A great office space can wow visitors, increases employee productivity, and promotes your business’ image. Choose the wrong space and you may find yourself with lackluster sales, low employee morale, and a floundering business. The key to finding the perfect office space, according to the U.S. Small Business Administration, is to perform a comprehensive assessment of potential locations. Make a list of “must have” attributes. Check out our office space planning checklist to help yourself focus your search.
Know the Zoning Laws
Zoning laws vary considerably by location, so it’s essential to become familiar with the regulations in your area. In general, you cannot construct a commercial building in an area zoned for residential property. To check how a potential property is zoned, contact the planning agency for your municipality. Work with city officials to pay necessary fees, apply for licenses, and complete other paperwork to comply with zoning codes. If you run into trouble, hire a land use attorney to help you navigate complicated local regulations.
Understand the State and Local Taxes
Make sure you have a clear understanding of the taxes that you will owe to both the state and local authorities. These can vary significantly from jurisdiction to jurisdiction. You can usually find out information on the jurisdiction’s website or consult your accountant.
Consider Your Visitors and Clients
Think about what types of people will be visiting your space. Will the office be used solely by employees, or will you hold client meetings there? Do you need teleconferencing capability? Does it need to meet industry regulations (such as those set by OSHA or another agency) [Ed. This is especially important for nonprofits.]?
The answers to these questions vary widely based on your business plan, but they significantly influence the type of office space you need. For example, if you want to impress new clients, consider an easily accessible downtown location or a luxurious entrance with a blazing fast internet connection
Choose a Location That’s Convenient for Employees
Your business can only be as great as the people working for it. To retain the best employees, carefully consider your office location. If you live in a city with a strong public transportation network, choose an office space near prominent bus or train lines. To make your office commuter-friendly, find a location with ample parking. Also consider perks that improve employee satisfaction, such as an on-site fitness room or a well-equipped break room, suggests Forbes. Thinking about your employees’ needs before you hire them will allow you to attract and retain the best candidates.
Decide on a Floor Plan That Complements Your Business Model
When possible, find an office space that requires the least possible renovation to save on costs. To achieve this goal, think about the type of office floor plan that makes most sense for your company. A tech start-up developing a new smartphone app might benefit from an open floor plan that allows employees to easily share new concepts. In contrast, your tax accounting firm may require private offices for each worker in order to increase client confidentiality.

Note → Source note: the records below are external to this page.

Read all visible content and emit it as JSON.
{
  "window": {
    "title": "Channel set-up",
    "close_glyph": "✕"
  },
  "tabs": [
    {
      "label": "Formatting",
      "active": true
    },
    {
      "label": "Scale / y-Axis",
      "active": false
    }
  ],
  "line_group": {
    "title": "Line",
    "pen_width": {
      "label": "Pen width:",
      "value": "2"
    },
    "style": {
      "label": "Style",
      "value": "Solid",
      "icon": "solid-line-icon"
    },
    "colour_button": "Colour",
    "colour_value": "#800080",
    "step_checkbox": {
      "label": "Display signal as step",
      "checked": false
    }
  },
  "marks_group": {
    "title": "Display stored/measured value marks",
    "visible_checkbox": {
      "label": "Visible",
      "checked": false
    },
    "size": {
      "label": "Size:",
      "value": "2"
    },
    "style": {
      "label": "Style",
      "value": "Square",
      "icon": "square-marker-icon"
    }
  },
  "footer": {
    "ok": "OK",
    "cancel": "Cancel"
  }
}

When touring a potential property, consider your desired floor plan and whether it is possible to execute in the space "as is" or if you will need tenant improvements. According to the Harvard Business Review, the most effective floor plans bring employees together to share ideas while providing some private space. [Ed. Not necessarily open space: See Harvard study http://rstb.royalsocietypublishing.org/content/373/1753/20170239] Think about the placement of executive offices, conference rooms, bathroom facilities, the reception area, and break rooms. Consider hiring an industrial-organizational psychologist or consultant for tips on how to best use office space to maximize employee efficiency.
Get Help From a Professional
There are specialists in your market who specialize in helping business not only find the right space, but also ensure they negotiate the best possible deal. They are known as tenant representatives. Like residential real estate brokers, they represent the buyer (or lessee) who is looking for property, but get paid by the landlord. In other words, there is no cost to you for their services and they are looking after your best interest. They only get paid once you are happy with your selection and make a purchase or sign a lease. They are an invaluable asset and in important team member for any company looking for office space.
While these are not the only factors to take into consideration when looking for office space, taking these 6 factors into account will help smooth out the process.
A guest Post by James Osgood, President of OfficeFinder an network of office tenant representatives, executive suite and coworking spaces throughout the US and Canada.